**Required action**:
Take down each entry exactly as written.
==========
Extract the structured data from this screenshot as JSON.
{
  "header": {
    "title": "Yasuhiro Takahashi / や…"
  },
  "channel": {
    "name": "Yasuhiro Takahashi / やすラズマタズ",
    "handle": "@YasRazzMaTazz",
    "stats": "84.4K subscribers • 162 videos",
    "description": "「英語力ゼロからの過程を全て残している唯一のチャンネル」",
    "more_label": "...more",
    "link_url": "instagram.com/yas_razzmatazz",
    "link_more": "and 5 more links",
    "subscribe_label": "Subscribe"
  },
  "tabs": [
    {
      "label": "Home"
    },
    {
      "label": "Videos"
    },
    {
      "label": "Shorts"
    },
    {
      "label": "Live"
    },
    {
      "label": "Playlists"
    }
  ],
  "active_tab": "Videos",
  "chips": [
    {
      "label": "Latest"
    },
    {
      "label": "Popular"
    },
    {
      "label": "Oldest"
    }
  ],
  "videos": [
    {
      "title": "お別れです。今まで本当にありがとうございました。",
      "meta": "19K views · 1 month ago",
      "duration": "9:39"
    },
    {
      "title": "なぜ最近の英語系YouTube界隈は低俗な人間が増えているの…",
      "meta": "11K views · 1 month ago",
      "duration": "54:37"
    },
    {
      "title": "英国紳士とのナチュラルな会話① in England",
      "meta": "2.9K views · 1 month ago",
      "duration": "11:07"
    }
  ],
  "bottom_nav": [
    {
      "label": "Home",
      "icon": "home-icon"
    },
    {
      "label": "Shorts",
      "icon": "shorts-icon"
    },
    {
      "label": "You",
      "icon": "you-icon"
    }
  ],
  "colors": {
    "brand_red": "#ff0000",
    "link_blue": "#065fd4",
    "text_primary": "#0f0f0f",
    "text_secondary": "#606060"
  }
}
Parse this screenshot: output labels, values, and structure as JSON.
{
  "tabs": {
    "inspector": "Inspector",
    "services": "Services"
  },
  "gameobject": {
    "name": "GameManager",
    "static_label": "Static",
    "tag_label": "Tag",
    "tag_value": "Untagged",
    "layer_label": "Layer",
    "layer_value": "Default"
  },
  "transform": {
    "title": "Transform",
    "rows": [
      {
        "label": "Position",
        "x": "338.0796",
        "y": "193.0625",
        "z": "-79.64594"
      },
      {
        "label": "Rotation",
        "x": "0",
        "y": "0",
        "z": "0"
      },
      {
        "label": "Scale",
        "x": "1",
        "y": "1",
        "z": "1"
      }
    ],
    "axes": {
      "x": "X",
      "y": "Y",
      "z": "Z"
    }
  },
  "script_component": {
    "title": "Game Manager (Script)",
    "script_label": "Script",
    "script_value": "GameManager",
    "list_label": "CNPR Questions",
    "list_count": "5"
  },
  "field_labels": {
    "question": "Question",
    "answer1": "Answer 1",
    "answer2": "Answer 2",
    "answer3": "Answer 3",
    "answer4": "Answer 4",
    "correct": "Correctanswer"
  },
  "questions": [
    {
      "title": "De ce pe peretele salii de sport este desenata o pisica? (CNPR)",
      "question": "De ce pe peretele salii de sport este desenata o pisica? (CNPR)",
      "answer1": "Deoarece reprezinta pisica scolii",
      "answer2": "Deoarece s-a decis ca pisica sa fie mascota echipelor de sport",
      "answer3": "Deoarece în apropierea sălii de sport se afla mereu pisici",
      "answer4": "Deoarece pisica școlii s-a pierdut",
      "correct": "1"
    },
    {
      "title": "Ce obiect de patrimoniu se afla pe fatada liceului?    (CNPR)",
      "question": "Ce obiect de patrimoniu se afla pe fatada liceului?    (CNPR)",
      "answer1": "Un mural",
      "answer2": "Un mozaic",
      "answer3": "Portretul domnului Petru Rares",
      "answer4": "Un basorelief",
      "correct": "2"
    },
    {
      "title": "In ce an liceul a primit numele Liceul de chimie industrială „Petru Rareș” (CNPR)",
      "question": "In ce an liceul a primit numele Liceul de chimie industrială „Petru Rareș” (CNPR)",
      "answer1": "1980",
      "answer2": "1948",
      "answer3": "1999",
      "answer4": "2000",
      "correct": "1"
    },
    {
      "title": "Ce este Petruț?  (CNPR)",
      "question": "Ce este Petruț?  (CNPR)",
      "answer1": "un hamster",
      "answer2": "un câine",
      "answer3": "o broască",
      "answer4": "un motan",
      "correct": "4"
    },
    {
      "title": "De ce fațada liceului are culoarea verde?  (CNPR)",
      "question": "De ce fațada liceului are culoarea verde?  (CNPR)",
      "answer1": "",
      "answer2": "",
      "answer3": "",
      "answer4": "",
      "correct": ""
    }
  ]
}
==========
**Exercise response**:
Extract the structured data from this screenshot as JSON.
{
  "header": {
    "title": "Yasuhiro Takahashi / や…"
  },
  "channel": {
    "name": "Yasuhiro Takahashi / やすラズマタズ",
    "handle": "@YasRazzMaTazz",
    "stats": "84.4K subscribers • 162 videos",
    "description": "「英語力ゼロからの過程を全て残している唯一のチャンネル」",
    "more_label": "...more",
    "link_url": "instagram.com/yas_razzmatazz",
    "link_more": "and 5 more links",
    "subscribe_label": "Subscribe"
  },
  "tabs": [
    {
      "label": "Home"
    },
    {
      "label": "Videos"
    },
    {
      "label": "Shorts"
    },
    {
      "label": "Live"
    },
    {
      "label": "Playlists"
    }
  ],
  "active_tab": "Videos",
  "chips": [
    {
      "label": "Latest"
    },
    {
      "label": "Popular"
    },
    {
      "label": "Oldest"
    }
  ],
  "videos": [
    {
      "title": "お別れです。今まで本当にありがとうございました。",
      "meta": "19K views · 1 month ago",
      "duration": "9:39"
    },
    {
      "title": "なぜ最近の英語系YouTube界隈は低俗な人間が増えているの…",
      "meta": "11K views · 1 month ago",
      "duration": "54:37"
    },
    {
      "title": "英国紳士とのナチュラルな会話① in England",
      "meta": "2.9K views · 1 month ago",
      "duration": "11:07"
    }
  ],
  "bottom_nav": [
    {
      "label": "Home",
      "icon": "home-icon"
    },
    {
      "label": "Shorts",
      "icon": "shorts-icon"
    },
    {
      "label": "You",
      "icon": "you-icon"
    }
  ],
  "colors": {
    "brand_red": "#ff0000",
    "link_blue": "#065fd4",
    "text_primary": "#0f0f0f",
    "text_secondary": "#606060"
  }
}
Parse this screenshot: output labels, values, and structure as JSON.
{
  "tabs": {
    "inspector": "Inspector",
    "services": "Services"
  },
  "gameobject": {
    "name": "GameManager",
    "static_label": "Static",
    "tag_label": "Tag",
    "tag_value": "Untagged",
    "layer_label": "Layer",
    "layer_value": "Default"
  },
  "transform": {
    "title": "Transform",
    "rows": [
      {
        "label": "Position",
        "x": "338.0796",
        "y": "193.0625",
        "z": "-79.64594"
      },
      {
        "label": "Rotation",
        "x": "0",
        "y": "0",
        "z": "0"
      },
      {
        "label": "Scale",
        "x": "1",
        "y": "1",
        "z": "1"
      }
    ],
    "axes": {
      "x": "X",
      "y": "Y",
      "z": "Z"
    }
  },
  "script_component": {
    "title": "Game Manager (Script)",
    "script_label": "Script",
    "script_value": "GameManager",
    "list_label": "CNPR Questions",
    "list_count": "5"
  },
  "field_labels": {
    "question": "Question",
    "answer1": "Answer 1",
    "answer2": "Answer 2",
    "answer3": "Answer 3",
    "answer4": "Answer 4",
    "correct": "Correctanswer"
  },
  "questions": [
    {
      "title": "De ce pe peretele salii de sport este desenata o pisica? (CNPR)",
      "question": "De ce pe peretele salii de sport este desenata o pisica? (CNPR)",
      "answer1": "Deoarece reprezinta pisica scolii",
      "answer2": "Deoarece s-a decis ca pisica sa fie mascota echipelor de sport",
      "answer3": "Deoarece în apropierea sălii de sport se afla mereu pisici",
      "answer4": "Deoarece pisica școlii s-a pierdut",
      "correct": "1"
    },
    {
      "title": "Ce obiect de patrimoniu se afla pe fatada liceului?    (CNPR)",
      "question": "Ce obiect de patrimoniu se afla pe fatada liceului?    (CNPR)",
      "answer1": "Un mural",
      "answer2": "Un mozaic",
      "answer3": "Portretul domnului Petru Rares",
      "answer4": "Un basorelief",
      "correct": "2"
    },
    {
      "title": "In ce an liceul a primit numele Liceul de chimie industrială „Petru Rareș” (CNPR)",
      "question": "In ce an liceul a primit numele Liceul de chimie industrială „Petru Rareș” (CNPR)",
      "answer1": "1980",
      "answer2": "1948",
      "answer3": "1999",
      "answer4": "2000",
      "correct": "1"
    },
    {
      "title": "Ce este Petruț?  (CNPR)",
      "question": "Ce este Petruț?  (CNPR)",
      "answer1": "un hamster",
      "answer2": "un câine",
      "answer3": "o broască",
      "answer4": "un motan",
      "correct": "4"
    },
    {
      "title": "De ce fațada liceului are culoarea verde?  (CNPR)",
      "question": "De ce fațada liceului are culoarea verde?  (CNPR)",
      "answer1": "",
      "answer2": "",
      "answer3": "",
      "answer4": "",
      "correct": ""
    }
  ]
}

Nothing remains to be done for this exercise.